One summer during the early 1970s, I was given a document distributed by a protest group which came from the Students for a Democratic Society or one of its radical affiliates. The item pretended to present a comprehensive platform for reshaping a “just” society.
One of its key economic positions was something which recently, thanks to the passage and clumsy implementation thus far of the statist “train wreck” known as ObamaCare, has become a very hot topic: the idea of a 30-hour work week.
The radicals wanted to make it the law of the land. Since I had recently worked 48-hour weeks at a minimum-wage summer job washing dishes, I found their proposal interesting but completely unappealing. Why, after considering overtime, would I have wanted to take a 42 percent pay cut? Their simplistic answer was to make the minimum wage about twice its then-current level of $1.60 per hour, and to force employers to pay the same amount of money for only 30 hours of work. Even as a teenager, I was smart enough to know that as the person most recently hired, I would have been the first person fired if they had gotten their way.

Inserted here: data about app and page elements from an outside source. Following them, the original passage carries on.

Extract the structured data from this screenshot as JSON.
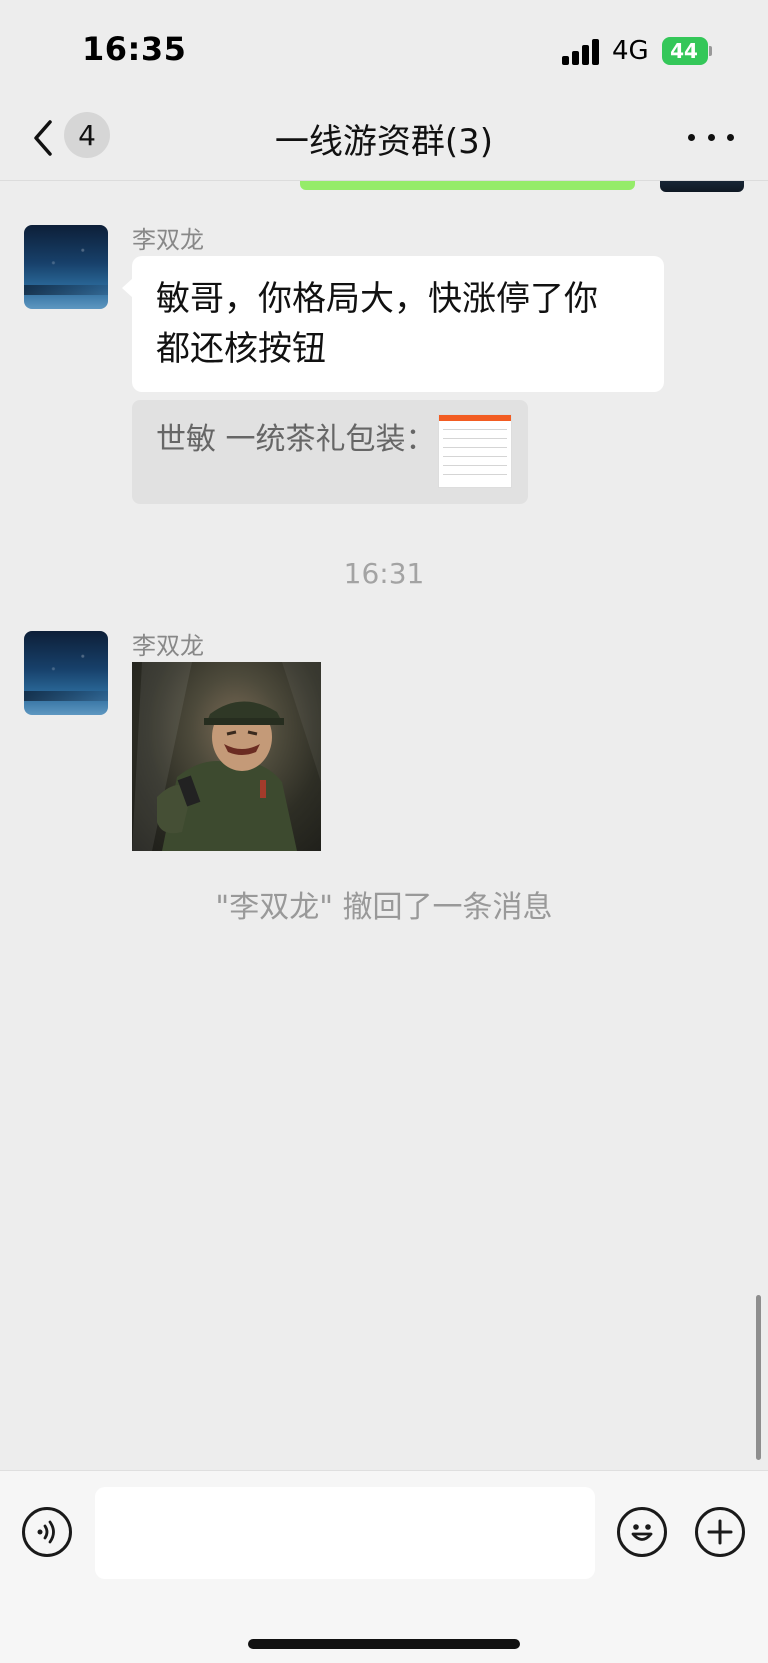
{
  "status_bar": {
    "time": "16:35",
    "network": "4G",
    "battery": "44"
  },
  "nav": {
    "unread_count": "4",
    "title": "一线游资群(3)"
  },
  "messages": [
    {
      "sender": "李双龙",
      "text_line1": "敏哥，你格局大，快涨停了你",
      "text_line2": "都还核按钮",
      "quote": "世敏 一统茶礼包装："
    },
    {
      "timestamp": "16:31",
      "sender": "李双龙",
      "content_type": "sticker"
    }
  ],
  "system_notice": "\"李双龙\" 撤回了一条消息",
  "input": {
    "placeholder": ""
  },
  "colors": {
    "background": "#ededed",
    "bubble_self": "#95ec69",
    "bubble_other": "#ffffff",
    "quote_bg": "#e1e1e1",
    "battery": "#34c759"
  },
  "icons": [
    "back-icon",
    "more-icon",
    "voice-icon",
    "emoji-icon",
    "plus-icon"
  ]
}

It turns out that the idea of a 30-hour work week in the U.S. is at least nearly a century old. Its lineage ultimately goes back to Karl Marx’s long-discredited idea of “surplus labor.”
In 1919, the 30-hour week was a central but ultimately abandoned demand in nationwide negotiations between unionized coal companies and their United Mine Workers members. A measure mandating it passed the U.S. Senate during the early months of Franklin Delano Roosevelt’s first term in 1933, but somehow failed to get through the Democrat-dominated “rubber stamp” House. Though that’s much further than the idea should have advanced, modern leftists are probably dreaming when they assert that such legislation “almost” become law. Master politician FDR publicly supported it, but insisted on so many conditions before he would consider it acceptable that he effectively killed the measure without the messiness of a veto.
The 30-hour week, with hourly wages raised by one-third so that no worker’s pay would suffer, often accompanied by a requirement to pay double-time instead of time-and-a-half for additional hours, remained a favorite goal of Big Labor during much of the 1960s, championed at different times by railway workers, the United Auto Workers, and others. The UAW’s Walter Reuther supported the idea while claiming, as interpreted by the Associated Press, that:
… he sees no end in sight for organized Labor’s demands for more pay and improved working conditions so long as the American economy keeps expanding.
… He said unions will never let up so long as they feel their demands are “economically just and economically necessary” and while science and technology continue to create more abundance.
The 30-hour work week became doomed in the late-1960s and early 1970s, thanks to two recessions and firms in other countries becoming legitimate industrial competitors. But it wasn’t forgotten, and is still considered an important goal in many leftist quarters.
As to ObamaCare, the law dictates the following: “The term ‘full-time employee’ means, with respect to any month, an employee who is employed on average at least 30 hours of service per week.” It also “requires any business with 50 or more full-time employees to provide at least the minimum level of government-defined health coverage to those employees.”